            Not many came that afternoon.  Perhaps other events had provided sufficient opportunity for their reflection.  In any event,  I had determined that I wanted to do something during that afternoon.  Once an hour, beginning at noon, I went either into the chapel or the sanctuary and rang my prayer bowl.  Earlier in the day, I had also decided that I would offer a brief prayer service at 4 p.m. if anyone was present. 
Four p.m. came and no one was there.  I offered the prayer service anyway.  I rang the bowl.  I used the United Methodist morning prayer, slightly revised.  New every day is your love great God of light great God of light, and all day long you are working for good in the world.  Stir up in us desire to serve you, to live peacefully with our neighbors and to devote each day to your work in the world – the work of justice, peace, compassion, beauty, reconciliation, creating the beloved community, and love.  I read “The Magnificat” from Luke 1, Mary’s powerful words about the horizon of hope in which we live, about a God who works for justice.  I prayed a body prayer.  Then I sang.  I was a little self-conscious about this, but I did it.  I sang “We Shall Overcome” and the last first of “We Are Called” – Sing, sing a new song.  Sing of that great day when all will be one.  God will reign, and we’ll walk with each other and sisters and brothers united in love.  We are called to act with justice.  We are called to love tenderly.  We are called to serve one another, to walk humbly with God.
It was, for me, an act of hope.

With Faith and With Feathers,


David

Friday, October 31, 2014

Halloween Memory

Memories light the corners of my mind
Misty water-colored memories of the way we were
Scattered pictures of the smiles we left behind
Smiles we gave to one another for the way we were
                                                Marvin Hamlisch, Barbara Streisand

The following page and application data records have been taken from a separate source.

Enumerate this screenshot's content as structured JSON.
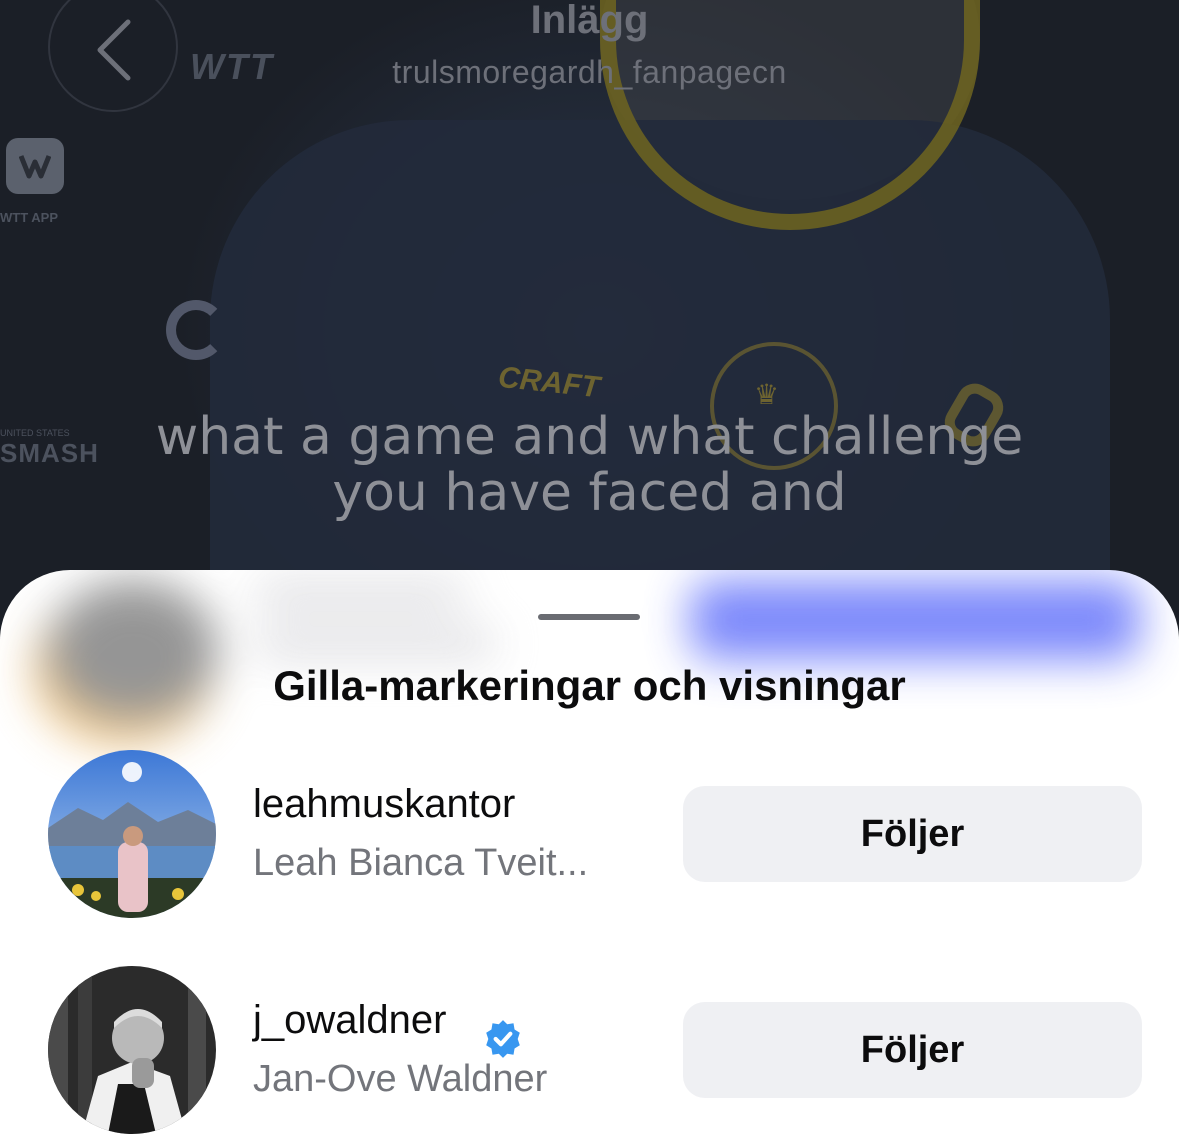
{
  "header": {
    "title": "Inlägg",
    "subtitle": "trulsmoregardh_fanpagecn"
  },
  "video": {
    "caption_line1": "what a game and what challenge",
    "caption_line2": "you have faced and",
    "sponsor_text": "WTT",
    "app_label": "WTT APP",
    "smash_label": "SMASH",
    "smash_sub": "UNITED STATES",
    "craft_label": "CRAFT"
  },
  "sheet": {
    "title": "Gilla-markeringar och visningar",
    "users": [
      {
        "username": "leahmuskantor",
        "fullname": "Leah Bianca Tveit...",
        "button_label": "Följer",
        "verified": false
      },
      {
        "username": "j_owaldner",
        "fullname": "Jan-Ove Waldner",
        "button_label": "Följer",
        "verified": true
      }
    ]
  },
  "colors": {
    "verified_badge": "#3897f0",
    "follow_button_bg": "#eff0f3",
    "blurred_button": "#6f7dfb"
  }
}
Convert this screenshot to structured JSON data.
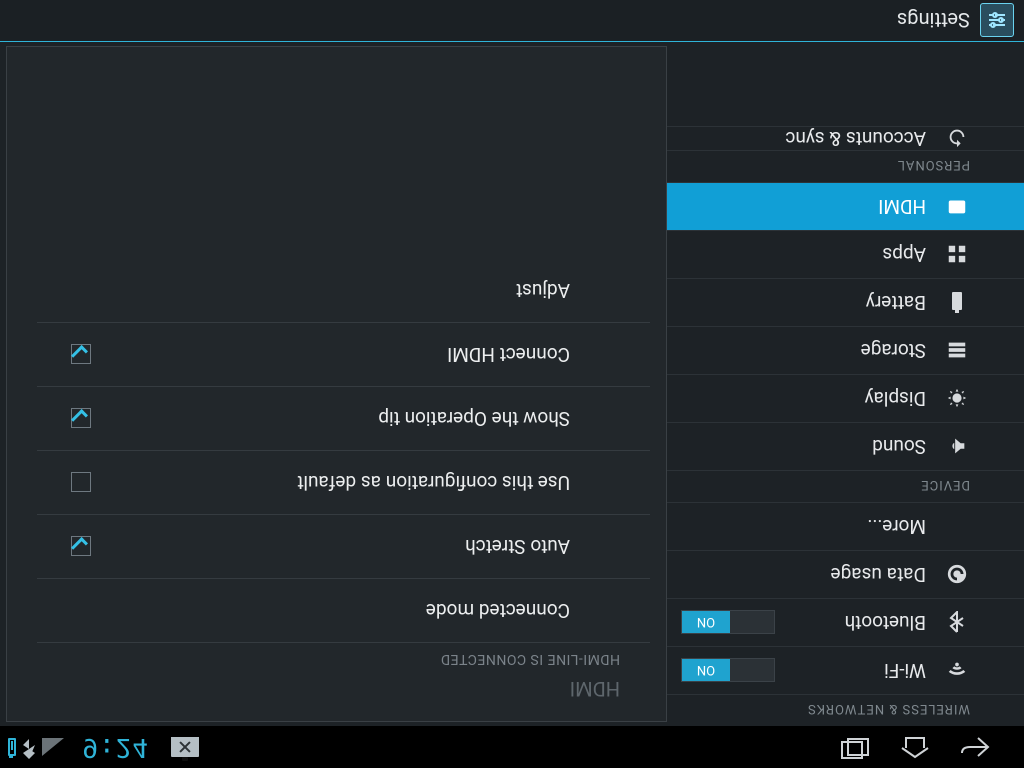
{
  "statusbar": {
    "time": "9:24"
  },
  "sysbar": {
    "app_label": "Settings"
  },
  "sidebar": {
    "cat_wireless": "WIRELESS & NETWORKS",
    "wifi": "Wi-Fi",
    "bluetooth": "Bluetooth",
    "data_usage": "Data usage",
    "more": "More...",
    "toggle_on": "ON",
    "cat_device": "DEVICE",
    "sound": "Sound",
    "display": "Display",
    "storage": "Storage",
    "battery": "Battery",
    "apps": "Apps",
    "hdmi": "HDMI",
    "cat_personal": "PERSONAL",
    "accounts": "Accounts & sync"
  },
  "pane": {
    "title": "HDMI",
    "subtitle": "HDMI-LINE IS CONNECTED",
    "connected_mode": "Connected mode",
    "auto_stretch": "Auto Stretch",
    "use_default": "Use this configuration as default",
    "show_tip": "Show the Operation tip",
    "connect_hdmi": "Connect HDMI",
    "adjust": "Adjust"
  },
  "checks": {
    "auto_stretch": true,
    "use_default": false,
    "show_tip": true,
    "connect_hdmi": true
  }
}
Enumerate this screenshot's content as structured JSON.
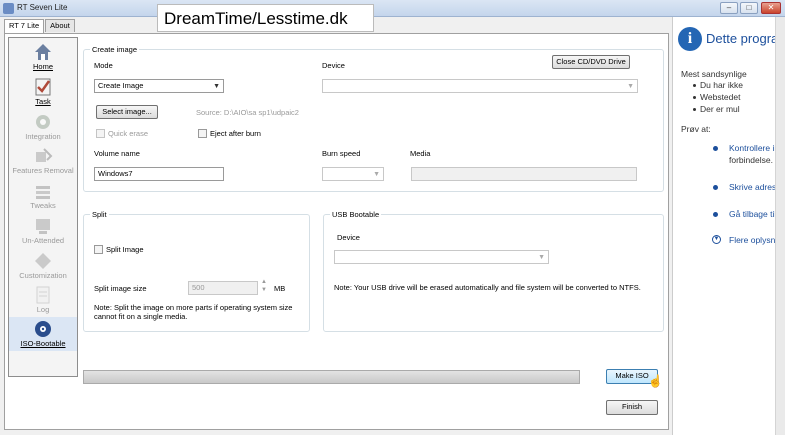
{
  "window": {
    "title": "RT Seven Lite",
    "minimize": "–",
    "maximize": "□",
    "close": "✕"
  },
  "overlay_title": "DreamTime/Lesstime.dk",
  "tabs": [
    {
      "label": "RT 7 Lite"
    },
    {
      "label": "About"
    }
  ],
  "nav": [
    {
      "label": "Home",
      "icon": "home-icon",
      "color": "#6b7fa0"
    },
    {
      "label": "Task",
      "icon": "task-icon",
      "color": "#b04a3a"
    },
    {
      "label": "Integration",
      "icon": "integration-icon",
      "color": "#7a8a7a"
    },
    {
      "label": "Features Removal",
      "icon": "features-removal-icon",
      "color": "#8a8a8a"
    },
    {
      "label": "Tweaks",
      "icon": "tweaks-icon",
      "color": "#8a8a8a"
    },
    {
      "label": "Un-Attended",
      "icon": "unattended-icon",
      "color": "#8a8a8a"
    },
    {
      "label": "Customization",
      "icon": "customization-icon",
      "color": "#8a8a8a"
    },
    {
      "label": "Log",
      "icon": "log-icon",
      "color": "#8a8a8a"
    },
    {
      "label": "ISO-Bootable",
      "icon": "iso-bootable-icon",
      "color": "#2a4d8c"
    }
  ],
  "create_image": {
    "group_title": "Create image",
    "mode_label": "Mode",
    "mode_value": "Create Image",
    "device_label": "Device",
    "close_drive_button": "Close CD/DVD Drive",
    "select_image_button": "Select image...",
    "source_text": "Source: D:\\AIO\\sa sp1\\udpaic2",
    "quick_erase_label": "Quick erase",
    "eject_after_burn_label": "Eject after burn",
    "volume_name_label": "Volume name",
    "volume_name_value": "Windows7",
    "burn_speed_label": "Burn speed",
    "media_label": "Media"
  },
  "split": {
    "group_title": "Split",
    "split_image_label": "Split Image",
    "split_size_label": "Split image size",
    "split_size_value": "500",
    "unit": "MB",
    "note_line1": "Note: Split the image on more parts if operating system size",
    "note_line2": "cannot fit on a single media."
  },
  "usb": {
    "group_title": "USB Bootable",
    "device_label": "Device",
    "note": "Note: Your USB drive will be erased automatically and file system will be converted to NTFS."
  },
  "progress": {
    "value": 0
  },
  "buttons": {
    "make_iso": "Make ISO",
    "finish": "Finish"
  },
  "right_pane": {
    "title": "Dette program",
    "intro": "Mest sandsynlige",
    "bullets": [
      "Du har ikke",
      "Webstedet",
      "Der er mul"
    ],
    "try_label": "Prøv at:",
    "items": [
      "Kontrollere in",
      "forbindelse.",
      "Skrive adress",
      "Gå tilbage til",
      "Flere oplysni"
    ]
  }
}
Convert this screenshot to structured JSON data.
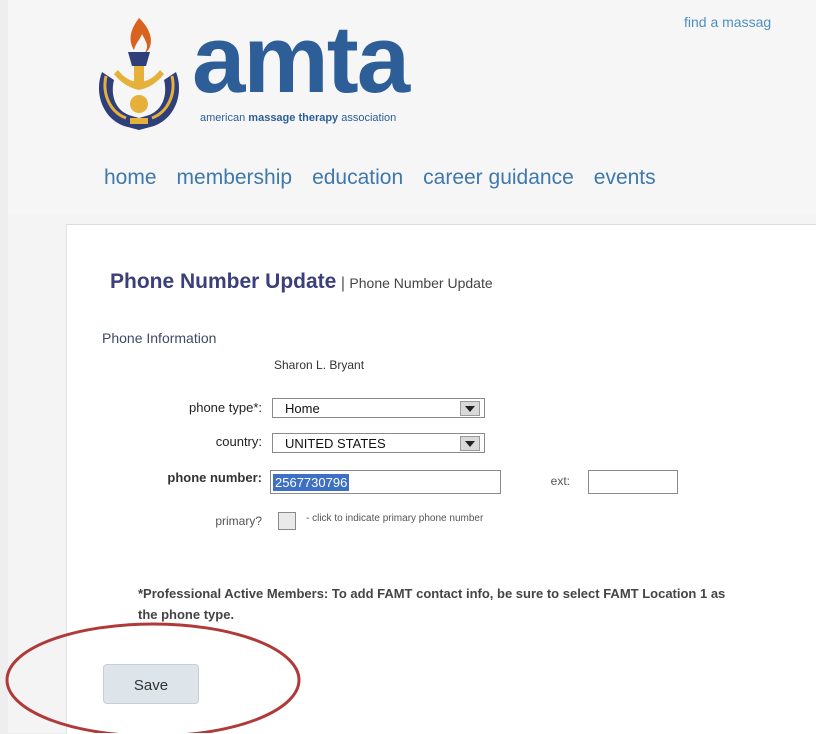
{
  "header": {
    "logo_word": "amta",
    "tagline_pre": "american ",
    "tagline_bold": "massage therapy",
    "tagline_post": " association",
    "top_link": "find a massag",
    "nav": [
      "home",
      "membership",
      "education",
      "career guidance",
      "events"
    ]
  },
  "page": {
    "title": "Phone Number Update",
    "separator": "|",
    "subtitle": "Phone Number Update"
  },
  "form": {
    "section_label": "Phone Information",
    "member_name": "Sharon L. Bryant",
    "phone_type_label": "phone type*:",
    "phone_type_value": "Home",
    "country_label": "country:",
    "country_value": "UNITED STATES",
    "phone_number_label": "phone number:",
    "phone_number_value": "2567730796",
    "ext_label": "ext:",
    "ext_value": "",
    "primary_label": "primary?",
    "primary_hint": "- click to indicate primary phone number",
    "note": "*Professional Active Members: To add FAMT contact info, be sure to select FAMT Location 1 as the phone type.",
    "save_label": "Save"
  },
  "colors": {
    "brand_blue": "#2d5e97",
    "nav_blue": "#3e78ad",
    "title_navy": "#3b3f7a",
    "annotation_red": "#b03a3a",
    "selection_blue": "#3d6fc4"
  }
}
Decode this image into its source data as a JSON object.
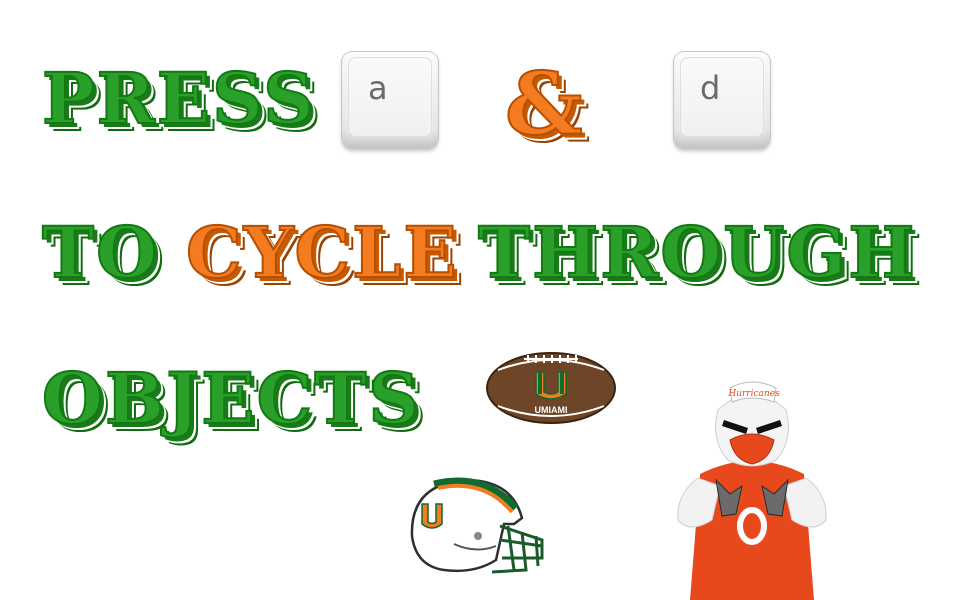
{
  "line1": {
    "word": "PRESS",
    "amp": "&"
  },
  "keys": {
    "first": "a",
    "second": "d"
  },
  "line2": {
    "w1": "TO",
    "w2": "CYCLE",
    "w3": "THROUGH"
  },
  "line3": {
    "w1": "OBJECTS"
  },
  "objects": [
    {
      "name": "football",
      "text": "UMIAMI"
    },
    {
      "name": "helmet"
    },
    {
      "name": "mascot",
      "text": "Hurricanes"
    }
  ],
  "colors": {
    "green": "#2aa02a",
    "orange": "#f47b20",
    "key": "#efefef"
  }
}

The beer was empty adn our tongues were tired
And running out of things to say
She gave a kiss to me as I got out and I watched her drive away
Just for a moment I was back at school
And I felt that old familiar pain
And as I turned to make my way back home
The snow turned into rain
                                                Dan Fogelberg

Our psychic life may be lived at different heights, now nearer to action, now further removed from it, according to our degree of attention to life....  It is memory above all that lends to perception its subjective character.
                                                Henri Bergson, Matter and Memory

     Last night I began reading Alfred Kazin's lovely memoir, A Walker in the City.  Kazin writes beautifully about the neighborhood in Brooklyn in which he grew up, describing it with words that evoke so well one's senses.  His memories are powerfully shared.
     Halloween is, for many adults, a day of memory.  Perhaps we remember our children, now grown into adulthood, in their costume of choice heading out into the streets to Trick-or-Treat, or heading to some neighborhood carnival - a Teenage Mutant Ninja Turtle, a princess, a color crayon.  Maybe we think even further back to our own childhoods - cold October evening in Minnesota when five blocks seemed like you were visiting the border country with some strange neighborhood, and candy, which was otherwise so difficult to come by was freely bestowed on you by strangers.
     Memory, at its best, when enjoyed and savored, but not clung to excessively, can make us more perceptive, more sensitive, can help us pay more attention to life and deepen our subjective appreciation of it.  Memory can hone our subjective sense of touch, making us more aware of the pain, angst, the beauty, the joy of living.

     Happy Halloween.

With Faith and With Feathers,

David